## Data provided
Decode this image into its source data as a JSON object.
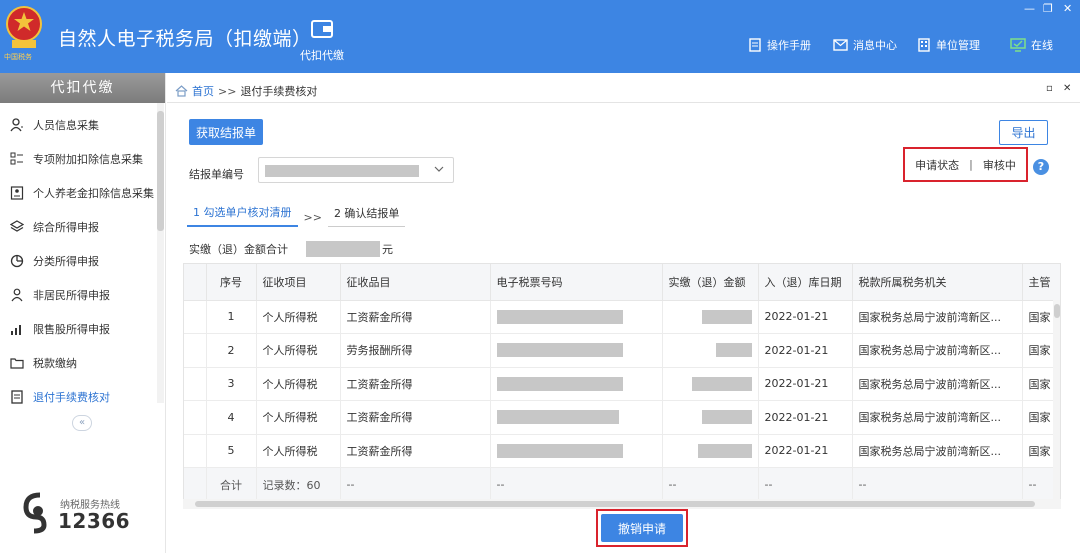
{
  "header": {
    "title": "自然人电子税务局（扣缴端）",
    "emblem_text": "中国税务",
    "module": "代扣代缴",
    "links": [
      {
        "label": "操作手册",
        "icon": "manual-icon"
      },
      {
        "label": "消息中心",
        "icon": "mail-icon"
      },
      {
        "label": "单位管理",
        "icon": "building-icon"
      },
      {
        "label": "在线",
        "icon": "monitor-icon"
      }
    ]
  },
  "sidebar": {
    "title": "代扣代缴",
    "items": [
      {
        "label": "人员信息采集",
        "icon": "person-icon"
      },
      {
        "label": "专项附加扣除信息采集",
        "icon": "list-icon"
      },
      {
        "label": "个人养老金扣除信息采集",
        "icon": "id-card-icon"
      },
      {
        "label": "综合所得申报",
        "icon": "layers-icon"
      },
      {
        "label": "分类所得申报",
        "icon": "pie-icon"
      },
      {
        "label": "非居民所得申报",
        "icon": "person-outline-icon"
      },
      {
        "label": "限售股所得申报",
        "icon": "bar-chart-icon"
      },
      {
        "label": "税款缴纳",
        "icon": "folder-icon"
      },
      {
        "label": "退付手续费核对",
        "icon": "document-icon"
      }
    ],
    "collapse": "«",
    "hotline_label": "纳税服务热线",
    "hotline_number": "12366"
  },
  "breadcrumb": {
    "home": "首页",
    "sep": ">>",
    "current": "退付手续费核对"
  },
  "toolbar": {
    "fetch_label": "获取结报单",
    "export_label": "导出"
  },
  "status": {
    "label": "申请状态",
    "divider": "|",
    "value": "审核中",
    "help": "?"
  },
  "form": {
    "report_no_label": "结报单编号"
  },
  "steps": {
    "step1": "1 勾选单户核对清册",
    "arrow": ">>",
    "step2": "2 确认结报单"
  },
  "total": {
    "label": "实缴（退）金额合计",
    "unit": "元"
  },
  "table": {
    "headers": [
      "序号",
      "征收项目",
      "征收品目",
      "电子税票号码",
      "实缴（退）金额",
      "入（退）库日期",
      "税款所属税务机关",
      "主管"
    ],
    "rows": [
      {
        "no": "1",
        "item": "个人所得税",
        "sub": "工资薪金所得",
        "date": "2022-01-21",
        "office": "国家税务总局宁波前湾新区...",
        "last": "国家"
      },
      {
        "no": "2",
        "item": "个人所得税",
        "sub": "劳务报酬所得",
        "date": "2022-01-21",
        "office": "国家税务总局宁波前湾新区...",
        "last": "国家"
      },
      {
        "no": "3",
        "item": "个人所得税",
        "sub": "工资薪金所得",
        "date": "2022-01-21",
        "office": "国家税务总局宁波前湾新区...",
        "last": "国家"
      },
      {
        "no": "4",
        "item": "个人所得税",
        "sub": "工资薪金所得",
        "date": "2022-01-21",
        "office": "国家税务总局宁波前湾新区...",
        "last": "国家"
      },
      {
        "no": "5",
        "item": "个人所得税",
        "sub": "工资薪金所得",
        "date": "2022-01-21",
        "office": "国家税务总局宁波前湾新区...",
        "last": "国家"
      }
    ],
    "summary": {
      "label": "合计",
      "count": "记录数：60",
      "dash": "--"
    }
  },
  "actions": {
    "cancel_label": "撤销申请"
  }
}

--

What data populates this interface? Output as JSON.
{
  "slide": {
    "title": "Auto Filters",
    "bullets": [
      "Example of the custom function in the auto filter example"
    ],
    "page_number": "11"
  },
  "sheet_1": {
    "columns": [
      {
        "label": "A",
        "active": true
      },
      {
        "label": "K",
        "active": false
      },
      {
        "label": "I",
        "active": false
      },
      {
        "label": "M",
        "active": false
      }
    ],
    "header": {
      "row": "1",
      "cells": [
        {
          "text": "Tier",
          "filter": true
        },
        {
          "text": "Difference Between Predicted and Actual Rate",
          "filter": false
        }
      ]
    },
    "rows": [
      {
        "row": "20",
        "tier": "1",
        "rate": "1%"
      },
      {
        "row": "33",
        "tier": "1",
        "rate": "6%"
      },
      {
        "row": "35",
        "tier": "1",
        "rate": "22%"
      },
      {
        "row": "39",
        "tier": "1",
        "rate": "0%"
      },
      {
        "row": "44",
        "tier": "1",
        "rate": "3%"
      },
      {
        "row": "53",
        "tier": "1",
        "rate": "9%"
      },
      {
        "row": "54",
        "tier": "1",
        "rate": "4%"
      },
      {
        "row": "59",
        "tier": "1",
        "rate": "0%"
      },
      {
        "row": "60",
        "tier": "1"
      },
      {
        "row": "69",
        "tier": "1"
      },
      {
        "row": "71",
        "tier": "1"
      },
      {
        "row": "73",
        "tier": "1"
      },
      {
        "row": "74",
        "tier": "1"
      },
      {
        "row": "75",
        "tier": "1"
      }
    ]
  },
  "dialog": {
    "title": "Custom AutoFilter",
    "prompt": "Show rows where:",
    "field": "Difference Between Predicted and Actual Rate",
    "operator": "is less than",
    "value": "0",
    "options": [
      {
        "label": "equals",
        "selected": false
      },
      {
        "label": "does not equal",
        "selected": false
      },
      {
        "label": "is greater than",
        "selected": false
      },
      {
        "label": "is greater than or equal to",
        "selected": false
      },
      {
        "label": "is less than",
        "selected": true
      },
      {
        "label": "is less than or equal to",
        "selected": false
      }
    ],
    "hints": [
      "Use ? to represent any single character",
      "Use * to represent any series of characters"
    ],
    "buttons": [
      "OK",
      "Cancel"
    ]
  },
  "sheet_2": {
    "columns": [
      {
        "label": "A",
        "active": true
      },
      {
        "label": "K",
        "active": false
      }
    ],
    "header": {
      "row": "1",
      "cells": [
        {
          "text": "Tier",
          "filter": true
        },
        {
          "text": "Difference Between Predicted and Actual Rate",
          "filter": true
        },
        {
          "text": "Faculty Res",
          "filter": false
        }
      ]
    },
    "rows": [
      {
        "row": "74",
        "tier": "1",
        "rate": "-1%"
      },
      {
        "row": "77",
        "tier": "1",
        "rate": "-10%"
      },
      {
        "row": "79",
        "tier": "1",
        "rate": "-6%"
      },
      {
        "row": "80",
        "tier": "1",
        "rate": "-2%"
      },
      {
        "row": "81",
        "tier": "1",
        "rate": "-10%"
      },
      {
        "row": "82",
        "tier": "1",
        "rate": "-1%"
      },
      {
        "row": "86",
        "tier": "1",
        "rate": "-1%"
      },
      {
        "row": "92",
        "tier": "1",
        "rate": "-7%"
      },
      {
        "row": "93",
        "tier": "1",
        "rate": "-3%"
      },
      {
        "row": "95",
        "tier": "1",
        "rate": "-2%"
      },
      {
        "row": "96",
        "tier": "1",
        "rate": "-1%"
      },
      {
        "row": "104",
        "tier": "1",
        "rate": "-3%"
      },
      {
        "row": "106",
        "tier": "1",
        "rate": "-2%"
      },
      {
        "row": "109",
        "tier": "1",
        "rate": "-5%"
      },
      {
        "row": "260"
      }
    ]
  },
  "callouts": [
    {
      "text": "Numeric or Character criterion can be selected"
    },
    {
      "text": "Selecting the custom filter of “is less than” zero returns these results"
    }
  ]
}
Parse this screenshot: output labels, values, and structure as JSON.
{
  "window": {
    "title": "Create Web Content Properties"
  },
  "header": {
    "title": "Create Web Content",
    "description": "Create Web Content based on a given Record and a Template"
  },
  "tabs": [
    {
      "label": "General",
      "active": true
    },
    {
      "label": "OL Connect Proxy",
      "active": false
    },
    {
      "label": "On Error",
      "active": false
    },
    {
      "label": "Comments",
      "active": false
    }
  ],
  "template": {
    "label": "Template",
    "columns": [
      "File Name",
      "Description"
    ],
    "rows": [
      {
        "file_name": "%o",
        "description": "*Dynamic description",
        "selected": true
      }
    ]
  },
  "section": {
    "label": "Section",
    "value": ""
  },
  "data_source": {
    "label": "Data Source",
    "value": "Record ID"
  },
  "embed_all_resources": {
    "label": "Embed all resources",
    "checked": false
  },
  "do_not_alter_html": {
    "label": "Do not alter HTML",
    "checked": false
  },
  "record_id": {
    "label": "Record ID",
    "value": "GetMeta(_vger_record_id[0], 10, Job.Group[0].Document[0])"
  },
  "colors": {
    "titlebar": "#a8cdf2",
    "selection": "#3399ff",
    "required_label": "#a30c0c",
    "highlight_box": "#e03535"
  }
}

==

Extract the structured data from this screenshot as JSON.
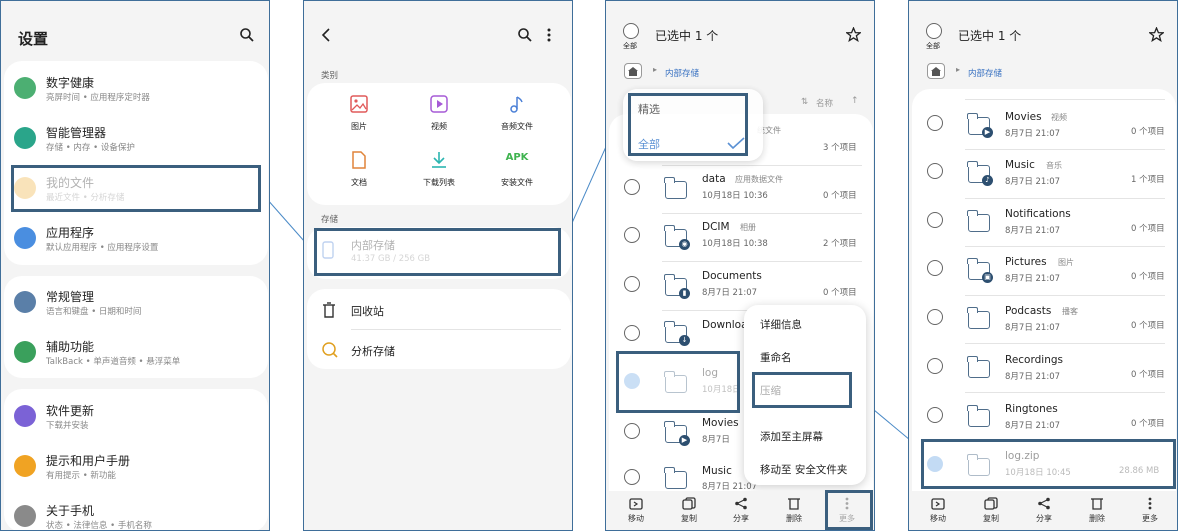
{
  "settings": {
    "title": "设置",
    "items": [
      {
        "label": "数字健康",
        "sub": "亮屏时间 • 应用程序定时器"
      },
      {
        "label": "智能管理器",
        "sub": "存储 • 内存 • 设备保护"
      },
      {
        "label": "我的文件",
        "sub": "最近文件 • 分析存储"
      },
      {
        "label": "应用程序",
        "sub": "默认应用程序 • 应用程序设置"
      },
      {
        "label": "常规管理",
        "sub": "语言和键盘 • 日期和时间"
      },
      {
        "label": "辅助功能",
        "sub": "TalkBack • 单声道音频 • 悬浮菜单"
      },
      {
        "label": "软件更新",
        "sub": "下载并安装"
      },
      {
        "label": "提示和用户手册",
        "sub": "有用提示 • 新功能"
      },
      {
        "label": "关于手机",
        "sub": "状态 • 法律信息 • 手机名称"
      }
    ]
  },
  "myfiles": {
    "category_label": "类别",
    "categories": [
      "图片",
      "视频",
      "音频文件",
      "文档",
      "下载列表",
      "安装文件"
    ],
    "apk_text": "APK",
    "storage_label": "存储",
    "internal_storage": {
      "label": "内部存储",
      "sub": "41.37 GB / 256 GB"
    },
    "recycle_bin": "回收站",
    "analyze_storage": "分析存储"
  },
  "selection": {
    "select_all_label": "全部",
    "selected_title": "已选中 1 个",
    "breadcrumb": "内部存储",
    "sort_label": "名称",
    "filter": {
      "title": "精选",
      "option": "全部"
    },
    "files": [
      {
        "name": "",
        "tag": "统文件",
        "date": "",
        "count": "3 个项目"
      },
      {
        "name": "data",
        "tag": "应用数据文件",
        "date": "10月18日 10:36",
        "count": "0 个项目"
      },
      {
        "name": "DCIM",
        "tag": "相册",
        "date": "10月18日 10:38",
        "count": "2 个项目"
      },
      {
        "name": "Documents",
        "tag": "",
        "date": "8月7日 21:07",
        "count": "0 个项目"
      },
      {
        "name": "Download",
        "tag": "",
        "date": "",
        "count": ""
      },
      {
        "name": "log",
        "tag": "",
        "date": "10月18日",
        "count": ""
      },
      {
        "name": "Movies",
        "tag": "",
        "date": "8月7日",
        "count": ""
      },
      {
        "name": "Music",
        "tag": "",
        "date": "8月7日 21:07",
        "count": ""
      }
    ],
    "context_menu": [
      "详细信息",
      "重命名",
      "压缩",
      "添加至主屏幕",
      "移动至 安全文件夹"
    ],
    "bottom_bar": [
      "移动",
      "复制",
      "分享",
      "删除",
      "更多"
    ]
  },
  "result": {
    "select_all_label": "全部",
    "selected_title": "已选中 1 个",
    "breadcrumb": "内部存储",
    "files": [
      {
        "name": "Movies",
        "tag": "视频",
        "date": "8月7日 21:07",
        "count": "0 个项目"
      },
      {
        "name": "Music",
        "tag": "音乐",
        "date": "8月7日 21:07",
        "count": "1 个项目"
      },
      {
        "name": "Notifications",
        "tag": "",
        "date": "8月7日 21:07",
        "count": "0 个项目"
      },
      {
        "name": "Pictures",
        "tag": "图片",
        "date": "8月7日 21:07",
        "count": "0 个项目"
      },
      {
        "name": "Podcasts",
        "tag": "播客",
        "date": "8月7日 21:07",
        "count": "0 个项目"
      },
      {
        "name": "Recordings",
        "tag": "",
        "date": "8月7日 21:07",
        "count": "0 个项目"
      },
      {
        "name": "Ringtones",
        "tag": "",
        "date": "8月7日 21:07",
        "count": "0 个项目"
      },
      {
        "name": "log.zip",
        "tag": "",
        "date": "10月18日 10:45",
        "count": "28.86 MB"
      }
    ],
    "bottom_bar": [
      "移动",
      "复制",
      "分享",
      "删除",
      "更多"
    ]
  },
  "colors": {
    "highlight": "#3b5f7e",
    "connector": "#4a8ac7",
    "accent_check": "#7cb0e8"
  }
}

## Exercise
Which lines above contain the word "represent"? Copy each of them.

## Exercise answer
      "Use ? to represent any single character",
      "Use * to represent any series of characters"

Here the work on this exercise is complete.